Obviously, the oil interests in South Portland chose the third lawyer to represent their interests. It is a shame that the Portland Press Herald editorial board has made the same choice in its declared opposition to the Waterfront Protection Ordinance based on this premise (“Our View: Waterfront vote affects more than tar sands,” Oct. 17).
Protect South Portland has put its faith in the good sense of the people of South Portland. They know where their real and lasting interests lie, and based on this, not specious legal reasoning, they will vote for the Waterfront Protection Ordinance on Nov. 5.
‘Open carry’ brouhaha could have been avoided
Re: “Assault rifle carrier: Portland police got it wrong” (Oct. 23): All us young hunters were taught to carry the gun pointed down at the ground, in case you tripped. At the worst it would shoot your own foot. That is a 100-year-old rifle practice, to my knowledge and my years living with that practice.
I have never felt sorry for police, even though their work is tough, and rarely had to feel sorry for a hunter – or in this case, an openly carrying student. But in this instance, I feel great sorrow for the police force and the carrier, Carlos Reed.
Southern Maine Community College did not let all law enforcement know that the school had a class in teaching the tactics of Homeland Security, for Reed’s future work.
Police could have taken time to run over their take on open carry – which is silly – to avoid this very circumstance. (If you carry the rifle flat, straight on, it can be jumped up even maybe quicker.) The Police Department could have at least known the class was in effect the weeks it was held.
The college students in law enforcement should also maybe have contacted state police about what was to be and what was going on. Reed lost his classes and was made to feel like a bad guy, the police acted unwisely and acted like a bunch of bad guys.

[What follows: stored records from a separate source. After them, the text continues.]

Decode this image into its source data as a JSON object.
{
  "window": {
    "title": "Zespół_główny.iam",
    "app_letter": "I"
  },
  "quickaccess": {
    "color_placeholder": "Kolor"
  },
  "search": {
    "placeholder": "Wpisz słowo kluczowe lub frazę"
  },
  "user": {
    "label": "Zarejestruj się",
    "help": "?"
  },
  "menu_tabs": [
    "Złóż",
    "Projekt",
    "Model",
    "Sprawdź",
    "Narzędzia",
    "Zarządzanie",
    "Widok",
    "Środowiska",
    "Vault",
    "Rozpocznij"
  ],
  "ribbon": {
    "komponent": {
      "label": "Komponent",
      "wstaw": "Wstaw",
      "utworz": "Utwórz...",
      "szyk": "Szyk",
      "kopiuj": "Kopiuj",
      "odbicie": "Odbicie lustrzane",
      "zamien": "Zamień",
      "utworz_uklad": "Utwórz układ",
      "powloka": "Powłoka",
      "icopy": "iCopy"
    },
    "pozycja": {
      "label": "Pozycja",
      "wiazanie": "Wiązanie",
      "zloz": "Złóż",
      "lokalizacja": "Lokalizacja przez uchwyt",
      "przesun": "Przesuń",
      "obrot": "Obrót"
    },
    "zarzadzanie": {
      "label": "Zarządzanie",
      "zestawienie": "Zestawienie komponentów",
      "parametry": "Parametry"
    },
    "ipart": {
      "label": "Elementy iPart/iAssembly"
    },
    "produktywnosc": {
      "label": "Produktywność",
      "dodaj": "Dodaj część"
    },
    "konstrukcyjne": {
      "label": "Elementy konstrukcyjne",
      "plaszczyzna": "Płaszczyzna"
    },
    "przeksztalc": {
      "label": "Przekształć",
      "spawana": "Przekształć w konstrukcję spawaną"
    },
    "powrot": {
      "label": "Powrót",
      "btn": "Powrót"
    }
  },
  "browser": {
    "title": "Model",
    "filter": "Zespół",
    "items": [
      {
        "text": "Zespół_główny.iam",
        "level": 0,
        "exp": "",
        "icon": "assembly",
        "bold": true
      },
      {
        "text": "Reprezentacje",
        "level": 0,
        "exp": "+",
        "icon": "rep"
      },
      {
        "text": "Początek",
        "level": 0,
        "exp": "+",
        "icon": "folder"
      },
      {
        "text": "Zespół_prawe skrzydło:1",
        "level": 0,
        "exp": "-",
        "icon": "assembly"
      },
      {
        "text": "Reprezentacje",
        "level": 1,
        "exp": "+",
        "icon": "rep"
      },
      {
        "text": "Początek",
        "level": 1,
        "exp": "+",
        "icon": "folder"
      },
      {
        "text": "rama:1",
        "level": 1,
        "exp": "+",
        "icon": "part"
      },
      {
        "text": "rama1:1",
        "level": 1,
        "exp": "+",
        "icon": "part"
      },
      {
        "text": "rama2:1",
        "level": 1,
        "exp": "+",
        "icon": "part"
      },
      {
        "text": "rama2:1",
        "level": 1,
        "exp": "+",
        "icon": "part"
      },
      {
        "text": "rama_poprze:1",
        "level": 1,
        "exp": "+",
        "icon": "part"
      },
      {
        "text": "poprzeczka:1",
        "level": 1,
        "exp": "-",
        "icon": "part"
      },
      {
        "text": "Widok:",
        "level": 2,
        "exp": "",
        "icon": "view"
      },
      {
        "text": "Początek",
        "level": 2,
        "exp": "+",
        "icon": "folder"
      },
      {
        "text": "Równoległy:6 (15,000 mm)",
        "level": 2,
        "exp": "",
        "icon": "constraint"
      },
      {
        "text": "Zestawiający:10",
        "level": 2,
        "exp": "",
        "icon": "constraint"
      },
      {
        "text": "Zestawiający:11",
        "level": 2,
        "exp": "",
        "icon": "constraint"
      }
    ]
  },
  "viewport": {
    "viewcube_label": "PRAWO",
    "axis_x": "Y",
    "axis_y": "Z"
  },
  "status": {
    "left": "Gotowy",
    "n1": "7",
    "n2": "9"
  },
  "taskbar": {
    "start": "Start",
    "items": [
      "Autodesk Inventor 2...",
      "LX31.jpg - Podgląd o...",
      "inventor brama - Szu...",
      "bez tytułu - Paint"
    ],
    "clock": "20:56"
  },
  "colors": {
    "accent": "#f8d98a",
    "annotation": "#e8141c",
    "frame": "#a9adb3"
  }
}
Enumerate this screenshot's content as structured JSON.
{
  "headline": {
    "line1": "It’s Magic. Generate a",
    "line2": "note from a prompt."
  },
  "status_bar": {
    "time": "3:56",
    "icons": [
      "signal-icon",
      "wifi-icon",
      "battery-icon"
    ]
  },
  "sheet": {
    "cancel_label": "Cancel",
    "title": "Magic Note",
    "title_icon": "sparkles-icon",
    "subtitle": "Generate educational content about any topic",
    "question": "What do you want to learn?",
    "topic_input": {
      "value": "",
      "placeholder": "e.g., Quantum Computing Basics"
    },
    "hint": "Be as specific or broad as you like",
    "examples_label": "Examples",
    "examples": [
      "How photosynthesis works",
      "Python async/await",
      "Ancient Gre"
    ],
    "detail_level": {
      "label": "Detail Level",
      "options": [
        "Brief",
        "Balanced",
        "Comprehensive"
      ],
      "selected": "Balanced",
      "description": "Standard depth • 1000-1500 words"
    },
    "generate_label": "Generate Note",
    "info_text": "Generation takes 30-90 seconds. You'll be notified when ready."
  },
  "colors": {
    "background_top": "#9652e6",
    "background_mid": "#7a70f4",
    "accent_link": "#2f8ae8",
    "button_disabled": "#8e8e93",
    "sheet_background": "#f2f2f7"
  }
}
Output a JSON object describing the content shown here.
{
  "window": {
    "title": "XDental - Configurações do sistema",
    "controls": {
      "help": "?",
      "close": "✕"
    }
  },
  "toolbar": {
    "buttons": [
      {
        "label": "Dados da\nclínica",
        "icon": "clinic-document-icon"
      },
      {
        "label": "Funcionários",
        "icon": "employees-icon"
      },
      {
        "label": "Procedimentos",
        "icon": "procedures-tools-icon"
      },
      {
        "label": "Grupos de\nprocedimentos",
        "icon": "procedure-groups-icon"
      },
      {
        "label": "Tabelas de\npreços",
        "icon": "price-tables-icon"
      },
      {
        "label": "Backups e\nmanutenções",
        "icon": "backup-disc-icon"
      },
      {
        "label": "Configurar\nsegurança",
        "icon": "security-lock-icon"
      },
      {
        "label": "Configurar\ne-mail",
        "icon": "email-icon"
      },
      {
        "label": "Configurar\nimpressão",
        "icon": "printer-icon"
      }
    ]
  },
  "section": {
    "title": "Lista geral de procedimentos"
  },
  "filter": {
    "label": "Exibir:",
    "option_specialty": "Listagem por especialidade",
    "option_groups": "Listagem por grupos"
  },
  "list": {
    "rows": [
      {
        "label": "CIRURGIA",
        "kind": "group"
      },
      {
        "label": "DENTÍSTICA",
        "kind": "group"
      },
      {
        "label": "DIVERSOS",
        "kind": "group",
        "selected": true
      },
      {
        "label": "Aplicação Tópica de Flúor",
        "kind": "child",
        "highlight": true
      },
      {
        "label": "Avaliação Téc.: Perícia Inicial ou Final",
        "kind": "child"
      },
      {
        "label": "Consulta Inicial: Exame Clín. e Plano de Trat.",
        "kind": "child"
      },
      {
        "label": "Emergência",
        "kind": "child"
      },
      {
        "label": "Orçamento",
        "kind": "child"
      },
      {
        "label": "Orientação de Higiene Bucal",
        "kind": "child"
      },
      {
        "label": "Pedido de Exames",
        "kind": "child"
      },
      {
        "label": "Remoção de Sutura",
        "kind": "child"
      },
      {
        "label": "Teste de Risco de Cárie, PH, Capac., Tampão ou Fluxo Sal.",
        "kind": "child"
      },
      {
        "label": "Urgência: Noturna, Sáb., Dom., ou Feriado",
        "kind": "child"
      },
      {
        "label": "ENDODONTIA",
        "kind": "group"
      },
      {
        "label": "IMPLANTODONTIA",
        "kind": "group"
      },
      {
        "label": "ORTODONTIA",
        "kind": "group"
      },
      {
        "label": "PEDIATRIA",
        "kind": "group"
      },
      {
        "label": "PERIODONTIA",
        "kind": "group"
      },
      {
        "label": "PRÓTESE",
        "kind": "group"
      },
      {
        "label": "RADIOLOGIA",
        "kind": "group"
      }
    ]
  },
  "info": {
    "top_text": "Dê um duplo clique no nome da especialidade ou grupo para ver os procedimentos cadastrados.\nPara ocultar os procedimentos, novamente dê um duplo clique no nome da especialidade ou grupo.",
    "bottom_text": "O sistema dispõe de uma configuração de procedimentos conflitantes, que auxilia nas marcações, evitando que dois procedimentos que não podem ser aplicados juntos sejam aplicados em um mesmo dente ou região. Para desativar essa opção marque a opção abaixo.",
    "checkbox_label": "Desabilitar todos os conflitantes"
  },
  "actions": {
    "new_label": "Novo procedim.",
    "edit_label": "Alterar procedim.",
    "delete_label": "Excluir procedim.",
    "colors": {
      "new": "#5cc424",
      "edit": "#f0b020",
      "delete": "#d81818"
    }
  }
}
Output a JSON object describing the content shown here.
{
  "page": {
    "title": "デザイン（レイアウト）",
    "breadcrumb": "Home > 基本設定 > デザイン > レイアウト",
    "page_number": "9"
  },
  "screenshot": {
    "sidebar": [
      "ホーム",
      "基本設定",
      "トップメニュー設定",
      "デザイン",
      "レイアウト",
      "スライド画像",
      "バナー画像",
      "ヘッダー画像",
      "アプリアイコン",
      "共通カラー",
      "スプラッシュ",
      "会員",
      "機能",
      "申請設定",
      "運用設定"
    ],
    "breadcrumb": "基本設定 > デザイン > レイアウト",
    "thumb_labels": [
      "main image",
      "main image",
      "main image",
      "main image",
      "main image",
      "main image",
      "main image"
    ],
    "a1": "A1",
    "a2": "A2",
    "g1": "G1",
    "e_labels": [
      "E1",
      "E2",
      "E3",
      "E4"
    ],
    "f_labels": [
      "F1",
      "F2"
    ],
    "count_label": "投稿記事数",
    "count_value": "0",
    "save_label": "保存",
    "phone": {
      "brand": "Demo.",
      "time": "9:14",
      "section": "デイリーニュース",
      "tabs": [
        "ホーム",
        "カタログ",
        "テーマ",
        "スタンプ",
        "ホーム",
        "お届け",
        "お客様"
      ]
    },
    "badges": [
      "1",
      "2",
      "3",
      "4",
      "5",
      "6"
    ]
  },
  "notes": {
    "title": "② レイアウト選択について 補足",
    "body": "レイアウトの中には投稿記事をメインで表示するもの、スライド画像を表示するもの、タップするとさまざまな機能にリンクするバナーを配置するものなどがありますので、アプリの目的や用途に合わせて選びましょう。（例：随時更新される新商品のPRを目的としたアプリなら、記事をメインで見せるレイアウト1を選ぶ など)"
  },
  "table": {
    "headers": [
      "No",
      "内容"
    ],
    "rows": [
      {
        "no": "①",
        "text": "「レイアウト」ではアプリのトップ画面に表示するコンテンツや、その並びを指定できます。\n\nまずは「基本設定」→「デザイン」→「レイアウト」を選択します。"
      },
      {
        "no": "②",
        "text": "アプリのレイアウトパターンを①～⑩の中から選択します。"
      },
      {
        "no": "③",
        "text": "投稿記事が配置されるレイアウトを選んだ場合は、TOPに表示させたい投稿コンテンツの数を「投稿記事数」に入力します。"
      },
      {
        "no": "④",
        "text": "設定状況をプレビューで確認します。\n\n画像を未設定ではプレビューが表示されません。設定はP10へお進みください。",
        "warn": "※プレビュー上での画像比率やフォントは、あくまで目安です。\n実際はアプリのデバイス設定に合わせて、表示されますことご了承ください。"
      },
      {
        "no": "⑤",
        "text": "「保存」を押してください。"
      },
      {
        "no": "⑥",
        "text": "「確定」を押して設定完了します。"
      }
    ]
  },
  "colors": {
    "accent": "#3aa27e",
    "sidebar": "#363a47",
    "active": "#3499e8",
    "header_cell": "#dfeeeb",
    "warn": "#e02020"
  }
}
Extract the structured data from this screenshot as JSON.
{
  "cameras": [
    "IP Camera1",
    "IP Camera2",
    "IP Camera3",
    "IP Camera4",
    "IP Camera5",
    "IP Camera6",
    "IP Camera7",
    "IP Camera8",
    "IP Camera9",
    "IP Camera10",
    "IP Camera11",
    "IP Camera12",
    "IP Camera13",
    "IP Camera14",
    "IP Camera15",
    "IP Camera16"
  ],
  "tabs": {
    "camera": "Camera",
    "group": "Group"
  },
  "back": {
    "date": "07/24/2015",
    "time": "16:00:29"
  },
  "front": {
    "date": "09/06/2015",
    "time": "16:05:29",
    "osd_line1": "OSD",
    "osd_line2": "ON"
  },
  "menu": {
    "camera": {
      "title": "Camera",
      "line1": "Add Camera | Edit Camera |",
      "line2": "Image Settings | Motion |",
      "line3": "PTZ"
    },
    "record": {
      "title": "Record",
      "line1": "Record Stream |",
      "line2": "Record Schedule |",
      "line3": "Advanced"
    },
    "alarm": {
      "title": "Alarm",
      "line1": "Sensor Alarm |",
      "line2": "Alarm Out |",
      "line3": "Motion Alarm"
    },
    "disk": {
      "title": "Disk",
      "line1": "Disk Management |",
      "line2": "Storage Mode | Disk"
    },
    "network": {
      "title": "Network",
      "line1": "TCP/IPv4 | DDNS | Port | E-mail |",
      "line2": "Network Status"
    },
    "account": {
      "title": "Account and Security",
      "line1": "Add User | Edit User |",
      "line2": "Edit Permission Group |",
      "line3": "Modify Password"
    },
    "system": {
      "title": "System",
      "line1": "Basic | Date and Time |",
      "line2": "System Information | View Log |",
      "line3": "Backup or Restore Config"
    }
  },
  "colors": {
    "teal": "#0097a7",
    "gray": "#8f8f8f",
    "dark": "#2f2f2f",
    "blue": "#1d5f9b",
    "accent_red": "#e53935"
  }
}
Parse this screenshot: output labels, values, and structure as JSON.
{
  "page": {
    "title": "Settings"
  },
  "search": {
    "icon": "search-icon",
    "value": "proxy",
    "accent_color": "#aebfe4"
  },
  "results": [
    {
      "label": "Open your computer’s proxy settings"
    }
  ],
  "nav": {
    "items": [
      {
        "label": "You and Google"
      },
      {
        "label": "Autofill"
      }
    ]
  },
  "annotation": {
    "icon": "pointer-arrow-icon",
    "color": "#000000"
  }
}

None of it was necessary.
The rifle-carrying man should have thought as well, “What could happen if some nut thinks I am carrying to maybe harm someone?” I think it’s a sorry mess. And only Reed got picked on, not the college.